Moree Hospital Oncology Unit making good use of 2018 Moree Weebolla Bulls Ladies Day donation

Moree Hospital acute health service manager Bronwyn Cosh, community health manager Anne Lemmon with one of the care packs, palliative care clinical nurse consultant Sally Laurie with the portable oxygen concentrator, pictured with Ladies Day committee members Nicole Youngberry and Jess Thompson and Bulls president Paul King.
Moree Hospital acute health service manager Bronwyn Cosh, community health manager Anne Lemmon with one of the care packs, palliative care clinical nurse consultant Sally Laurie with the portable oxygen concentrator, pictured with Ladies Day committee members Nicole Youngberry and Jess Thompson and Bulls president Paul King.

Moree Hospital has so far made good use of the sizeable donation the Moree Weebolla Bulls Ladies Day committee made to the Oncology Unit last year.

The Ladies Day committee donated $30,000 to the Oncology Unit following the most successful Ladies Day to date.

The committee recently caught up with hospital staff to find out how their donation had been spent.

A third of the money, $10,000, has gone to Moree Can Assist to support local families affected by cancer, while the Oncology Unit has been able to purchase a portable oxygen concentrator, worth about $5,000, which provides patients greater flexibility and allows them to travel while receiving oxygen.

The money has also been used to put together care packages which cancer patients receive at the start of their treatment.

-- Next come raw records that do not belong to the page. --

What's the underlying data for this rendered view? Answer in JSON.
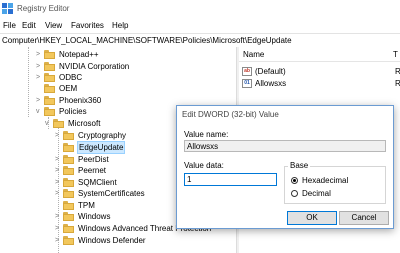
{
  "window": {
    "title": "Registry Editor"
  },
  "menu": {
    "file": "File",
    "edit": "Edit",
    "view": "View",
    "favorites": "Favorites",
    "help": "Help"
  },
  "address": {
    "path": "Computer\\HKEY_LOCAL_MACHINE\\SOFTWARE\\Policies\\Microsoft\\EdgeUpdate"
  },
  "tree": {
    "items": [
      {
        "label": "Notepad++",
        "expander": ">"
      },
      {
        "label": "NVIDIA Corporation",
        "expander": ">"
      },
      {
        "label": "ODBC",
        "expander": ">"
      },
      {
        "label": "OEM",
        "expander": ""
      },
      {
        "label": "Phoenix360",
        "expander": ">"
      },
      {
        "label": "Policies",
        "expander": "v"
      },
      {
        "label": "Microsoft",
        "expander": "v"
      },
      {
        "label": "Cryptography",
        "expander": ">"
      },
      {
        "label": "EdgeUpdate",
        "expander": "",
        "selected": true
      },
      {
        "label": "PeerDist",
        "expander": ">"
      },
      {
        "label": "Peernet",
        "expander": ">"
      },
      {
        "label": "SQMClient",
        "expander": ">"
      },
      {
        "label": "SystemCertificates",
        "expander": ">"
      },
      {
        "label": "TPM",
        "expander": ""
      },
      {
        "label": "Windows",
        "expander": ">"
      },
      {
        "label": "Windows Advanced Threat Protection",
        "expander": ">"
      },
      {
        "label": "Windows Defender",
        "expander": ">"
      }
    ]
  },
  "values": {
    "header_name": "Name",
    "header_type": "T",
    "rows": [
      {
        "name": "(Default)",
        "type": "R",
        "icon": "string-value-icon",
        "glyph": "ab"
      },
      {
        "name": "Allowsxs",
        "type": "R",
        "icon": "dword-value-icon",
        "glyph": "01"
      }
    ]
  },
  "dialog": {
    "title": "Edit DWORD (32-bit) Value",
    "value_name_label": "Value name:",
    "value_name": "Allowsxs",
    "value_data_label": "Value data:",
    "value_data": "1",
    "base_label": "Base",
    "base_options": [
      {
        "label": "Hexadecimal",
        "selected": true
      },
      {
        "label": "Decimal",
        "selected": false
      }
    ],
    "ok_label": "OK",
    "cancel_label": "Cancel"
  },
  "colors": {
    "selection": "#cce8ff",
    "dialog_border": "#6b9bd2",
    "focus_blue": "#0078d7",
    "folder": "#f2c75c"
  }
}
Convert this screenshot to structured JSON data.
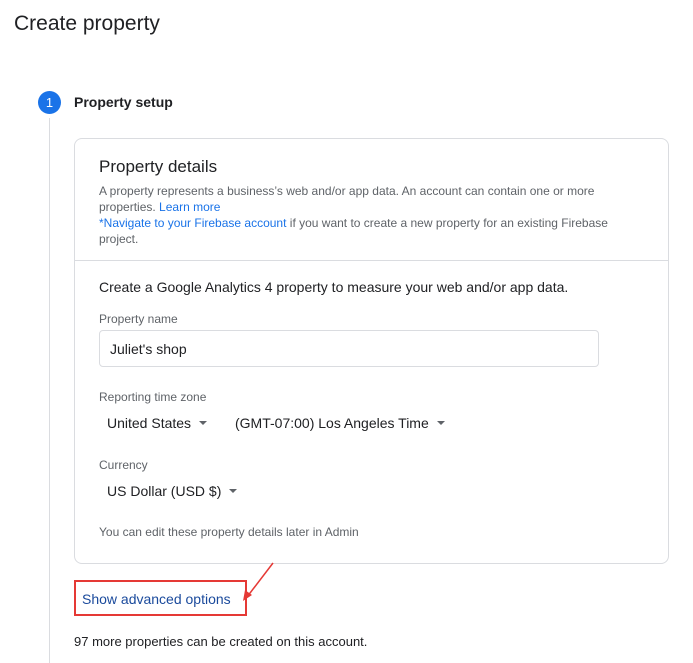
{
  "page": {
    "title": "Create property"
  },
  "step": {
    "number": "1",
    "title": "Property setup"
  },
  "details": {
    "title": "Property details",
    "desc_line": "A property represents a business’s web and/or app data. An account can contain one or more properties.",
    "learn_more": "Learn more",
    "firebase_link": "*Navigate to your Firebase account",
    "firebase_rest": " if you want to create a new property for an existing Firebase project."
  },
  "form": {
    "intro": "Create a Google Analytics 4 property to measure your web and/or app data.",
    "property_name_label": "Property name",
    "property_name_value": "Juliet's shop",
    "timezone_label": "Reporting time zone",
    "country_value": "United States",
    "timezone_value": "(GMT-07:00) Los Angeles Time",
    "currency_label": "Currency",
    "currency_value": "US Dollar (USD $)",
    "note": "You can edit these property details later in Admin"
  },
  "advanced": {
    "label": "Show advanced options"
  },
  "footer": {
    "more_properties": "97 more properties can be created on this account."
  },
  "colors": {
    "accent": "#1a73e8",
    "annotation": "#e53935"
  }
}
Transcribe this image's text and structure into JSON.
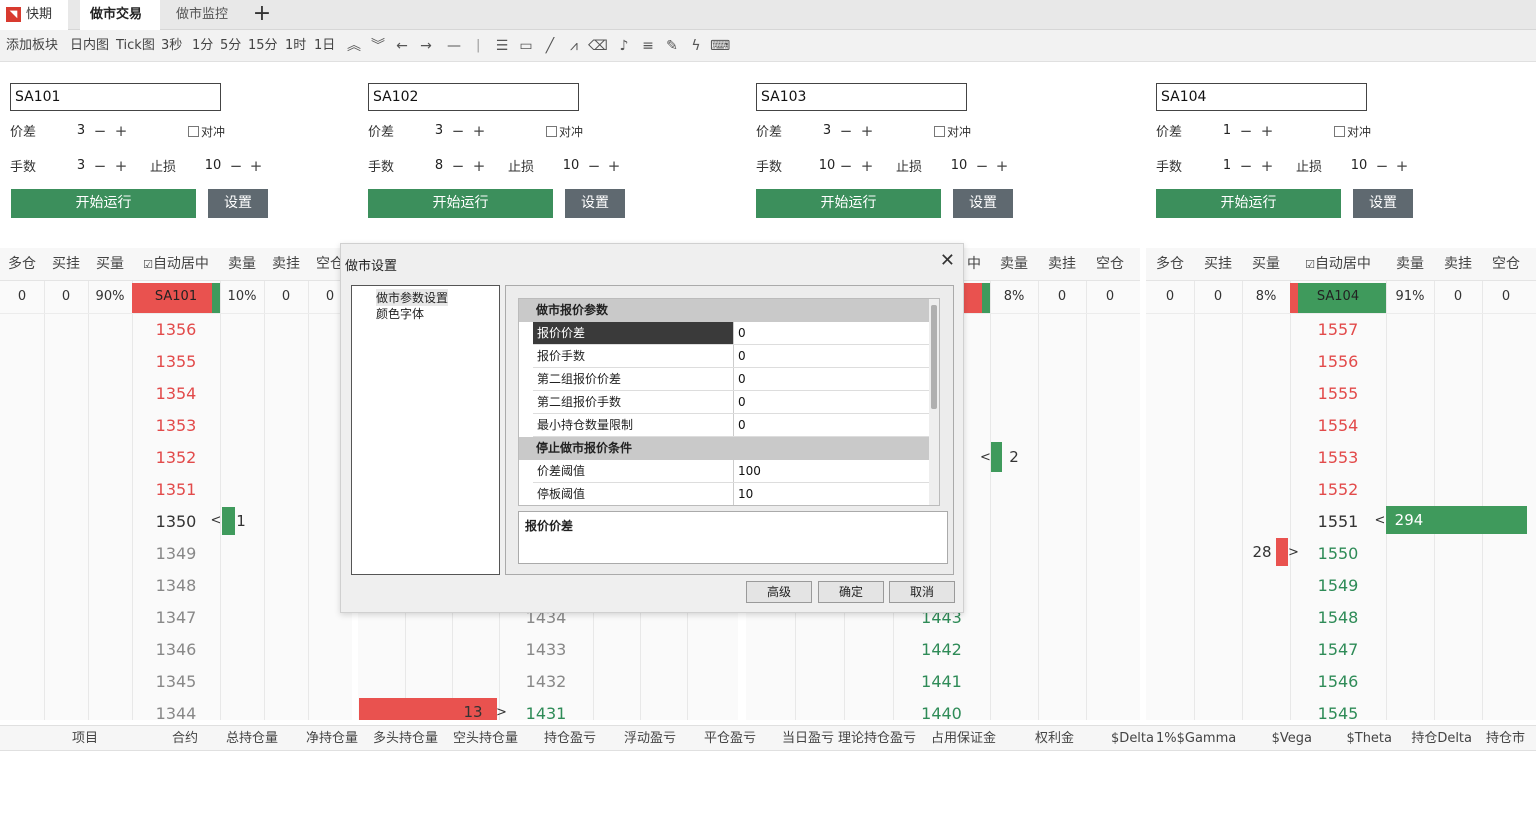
{
  "tabs": {
    "app": "快期3",
    "t1": "做市交易",
    "t2": "做市监控",
    "add": "+"
  },
  "toolbar": {
    "add_block": "添加板块",
    "periods": [
      "日内图",
      "Tick图",
      "3秒",
      "1分",
      "5分",
      "15分",
      "1时",
      "1日"
    ],
    "divider": "|",
    "tool_icons": [
      "double-up-icon",
      "double-down-icon",
      "arrow-left-icon",
      "arrow-right-icon",
      "hline-icon",
      "text-icon",
      "rect-icon",
      "line-icon",
      "zigzag-icon",
      "eraser-icon",
      "bell-icon",
      "settings-icon",
      "pen-icon",
      "lightning-icon",
      "keyboard-icon"
    ]
  },
  "labels": {
    "spread": "价差",
    "lots": "手数",
    "stoploss": "止损",
    "hedge": "对冲",
    "start": "开始运行",
    "settings": "设置",
    "minus": "−",
    "plus": "+",
    "arrow_left": "<",
    "arrow_right": ">"
  },
  "panels": [
    {
      "symbol": "SA101",
      "spread": "3",
      "lots": "3",
      "stoploss": "10"
    },
    {
      "symbol": "SA102",
      "spread": "3",
      "lots": "8",
      "stoploss": "10"
    },
    {
      "symbol": "SA103",
      "spread": "3",
      "lots": "10",
      "stoploss": "10"
    },
    {
      "symbol": "SA104",
      "spread": "1",
      "lots": "1",
      "stoploss": "10"
    }
  ],
  "ladder_headers": [
    "多仓",
    "买挂",
    "买量",
    "自动居中",
    "卖量",
    "卖挂",
    "空仓"
  ],
  "ladders": [
    {
      "summary": {
        "long": "0",
        "bid": "0",
        "bid_pct": "90%",
        "symbol": "SA101",
        "ask_pct": "10%",
        "ask": "0",
        "short": "0"
      },
      "prices": [
        "1356",
        "1355",
        "1354",
        "1353",
        "1352",
        "1351",
        "1350",
        "1349",
        "1348",
        "1347",
        "1346",
        "1345",
        "1344"
      ],
      "ask_vol": "1"
    },
    {
      "prices": [
        "1434",
        "1433",
        "1432",
        "1431"
      ],
      "bid_vol": "13"
    },
    {
      "summary": {
        "ask_pct": "8%",
        "ask": "0",
        "short": "0",
        "center_tail": "中"
      },
      "prices": [
        "1443",
        "1442",
        "1441",
        "1440"
      ],
      "ask_vol": "2"
    },
    {
      "summary": {
        "long": "0",
        "bid": "0",
        "bid_pct": "8%",
        "symbol": "SA104",
        "ask_pct": "91%",
        "ask": "0",
        "short": "0"
      },
      "prices": [
        "1557",
        "1556",
        "1555",
        "1554",
        "1553",
        "1552",
        "1551",
        "1550",
        "1549",
        "1548",
        "1547",
        "1546",
        "1545"
      ],
      "ask_vol": "294",
      "bid_vol": "28"
    }
  ],
  "footer": [
    "项目",
    "合约",
    "总持仓量",
    "净持仓量",
    "多头持仓量",
    "空头持仓量",
    "持仓盈亏",
    "浮动盈亏",
    "平仓盈亏",
    "当日盈亏",
    "理论持仓盈亏",
    "占用保证金",
    "权利金",
    "$Delta",
    "1%$Gamma",
    "$Vega",
    "$Theta",
    "持仓Delta",
    "持仓市"
  ],
  "dialog": {
    "title": "做市设置",
    "close": "✕",
    "tree": [
      "做市参数设置",
      "颜色字体"
    ],
    "cat1": "做市报价参数",
    "rows1": [
      {
        "name": "报价价差",
        "value": "0"
      },
      {
        "name": "报价手数",
        "value": "0"
      },
      {
        "name": "第二组报价价差",
        "value": "0"
      },
      {
        "name": "第二组报价手数",
        "value": "0"
      },
      {
        "name": "最小持仓数量限制",
        "value": "0"
      }
    ],
    "cat2": "停止做市报价条件",
    "rows2": [
      {
        "name": "价差阈值",
        "value": "100"
      },
      {
        "name": "停板阈值",
        "value": "10"
      }
    ],
    "description": "报价价差",
    "buttons": {
      "advanced": "高级",
      "ok": "确定",
      "cancel": "取消"
    }
  },
  "colors": {
    "red": "#e24a4a",
    "green": "#3c8f5c",
    "bid_bar": "#e9524f",
    "ask_bar": "#3f9a5c"
  }
}
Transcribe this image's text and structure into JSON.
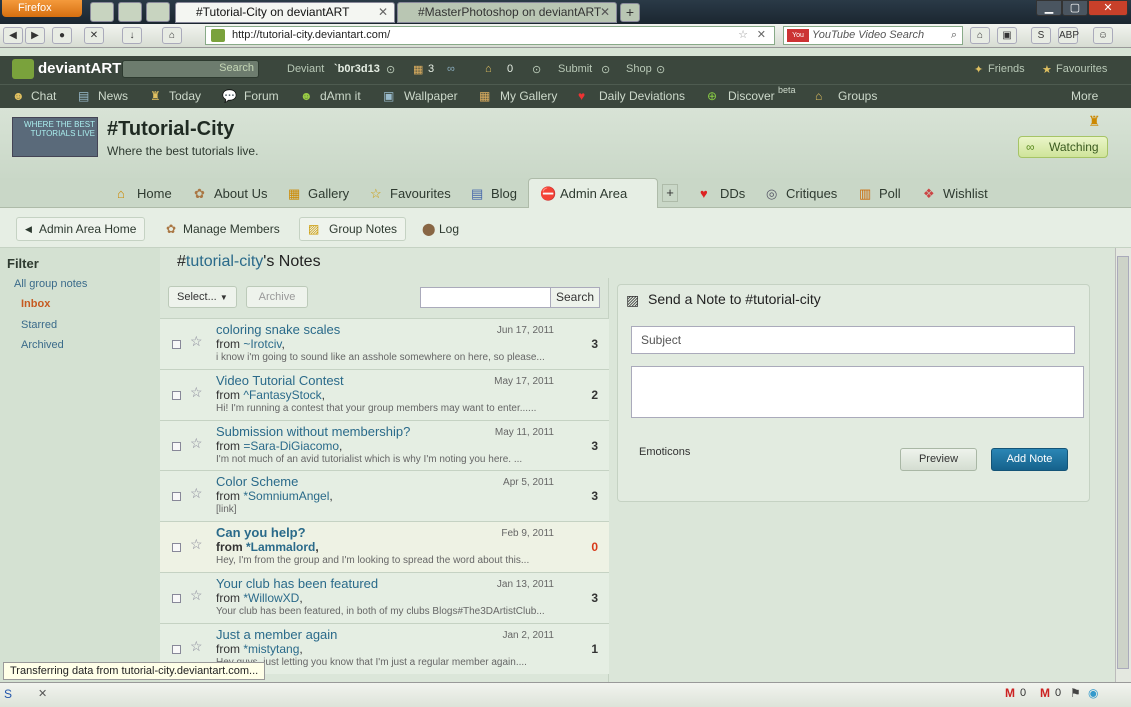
{
  "browser": {
    "menu_button": "Firefox",
    "tabs": [
      {
        "label": "#Tutorial-City on deviantART",
        "active": true
      },
      {
        "label": "#MasterPhotoshop on deviantART",
        "active": false
      }
    ],
    "new_tab": "+",
    "url": "http://tutorial-city.deviantart.com/",
    "search_placeholder": "YouTube Video Search",
    "status_text": "Transferring data from tutorial-city.deviantart.com..."
  },
  "da_header": {
    "logo": "deviantART",
    "search_button": "Search",
    "deviant_label": "Deviant",
    "username": "`b0r3d13",
    "count_a": "3",
    "count_b": "0",
    "submit": "Submit",
    "shop": "Shop",
    "friends": "Friends",
    "favourites": "Favourites"
  },
  "da_menu": [
    "Chat",
    "News",
    "Today",
    "Forum",
    "dAmn it",
    "Wallpaper",
    "My Gallery",
    "Daily Deviations",
    "Discover",
    "Groups",
    "More"
  ],
  "discover_badge": "beta",
  "group": {
    "icon_text": "WHERE THE BEST TUTORIALS LIVE",
    "title": "#Tutorial-City",
    "subtitle": "Where the best tutorials live.",
    "watching": "Watching",
    "tabs": [
      "Home",
      "About Us",
      "Gallery",
      "Favourites",
      "Blog",
      "Admin Area",
      "+",
      "DDs",
      "Critiques",
      "Poll",
      "Wishlist"
    ]
  },
  "subnav": {
    "back": "Admin Area Home",
    "manage": "Manage Members",
    "notes": "Group Notes",
    "log": "Log"
  },
  "filter": {
    "title": "Filter",
    "all": "All group notes",
    "items": [
      "Inbox",
      "Starred",
      "Archived"
    ]
  },
  "notes": {
    "title_prefix": "#",
    "title_group": "tutorial-city",
    "title_suffix": "'s Notes",
    "select": "Select...",
    "archive": "Archive",
    "search_button": "Search",
    "rows": [
      {
        "subject": "coloring snake scales",
        "from_prefix": "from ",
        "user": "~Irotciv",
        "after": ",",
        "preview": "i know i'm going to sound like an asshole somewhere on here, so please...",
        "date": "Jun 17, 2011",
        "count": "3"
      },
      {
        "subject": "Video Tutorial Contest",
        "from_prefix": "from ",
        "user": "^FantasyStock",
        "after": ",",
        "preview": "Hi! I'm running a contest that your group members may want to enter......",
        "date": "May 17, 2011",
        "count": "2"
      },
      {
        "subject": "Submission without membership?",
        "from_prefix": "from ",
        "user": "=Sara-DiGiacomo",
        "after": ",",
        "preview": "I'm not much of an avid tutorialist which is why I'm noting you here. ...",
        "date": "May 11, 2011",
        "count": "3"
      },
      {
        "subject": "Color Scheme",
        "from_prefix": "from ",
        "user": "*SomniumAngel",
        "after": ",",
        "preview": "[link]",
        "date": "Apr 5, 2011",
        "count": "3"
      },
      {
        "subject": "Can you help?",
        "from_prefix": "from ",
        "user": "*Lammalord",
        "after": ",",
        "preview": "Hey, I'm from the group and I'm looking to spread the word about this...",
        "date": "Feb 9, 2011",
        "count": "0"
      },
      {
        "subject": "Your club has been featured",
        "from_prefix": "from ",
        "user": "*WillowXD",
        "after": ",",
        "preview": "Your club has been featured, in both of my clubs Blogs#The3DArtistClub...",
        "date": "Jan 13, 2011",
        "count": "3"
      },
      {
        "subject": "Just a member again",
        "from_prefix": "from ",
        "user": "*mistytang",
        "after": ",",
        "preview": "Hey guys, just letting you know that I'm just a regular member again....",
        "date": "Jan 2, 2011",
        "count": "1"
      }
    ]
  },
  "send_note": {
    "title": "Send a Note to #tutorial-city",
    "subject_placeholder": "Subject",
    "emoticons": "Emoticons",
    "preview": "Preview",
    "add": "Add Note"
  }
}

The packages contain some essentials that people might need while undergoing treatment, such as non-perfurmed sorbolene cream and paw paw lip ointment for dry skin and lips, a thermometer to check their temperature, hand wipes and hand sanitiser which are very important to stop the spread of germs while their immune systems are low, goat milk soap, tissues for watery eyes, mints to cover the metallic taste patients often get in their mouths, and a pen and a notepad which always comes in handy during appointments.

"It's just the little things you don't realise you need when getting treatment," palliative care clinical nurse consultant Sally Laurie said.

"Without this money, we wouldn't be able to provide this."

Each package comes with a handwritten note from the Ladies Day committee.

After all that, there's still $11,000 leftover, which Moree Hospital acute health service manager Bronwyn Cosh said will be spent when a need arises.

"We don't just spend money for the sake of spending it," she said.

"We'll wait until we've got something to spend it on."

Ms Cosh said the great thing about the donation is that it can be spent on things that the hospital wouldn't normally be able to purchase through the government-approved system.

That way, the hospital is also able to spend money locally - such as on the items in the care package - which goes back to supporting the community.

"The more money that goes back into the local community, the better off we are as a club because the community is so generous in supporting us," Moree Rugby Union Club president Paul King said.

Ms Cosh thanked the committee for choosing the Oncology Unit as last year's Ladies Day fundraiser.

This year's Ladies Day and the Bulls Ball will support the Westpac Rescue Helicopter Service - Moree Support Group to assist in ensuring that this vital service can continue to provide assistance to the Moree and surrounding local communities, free of charge.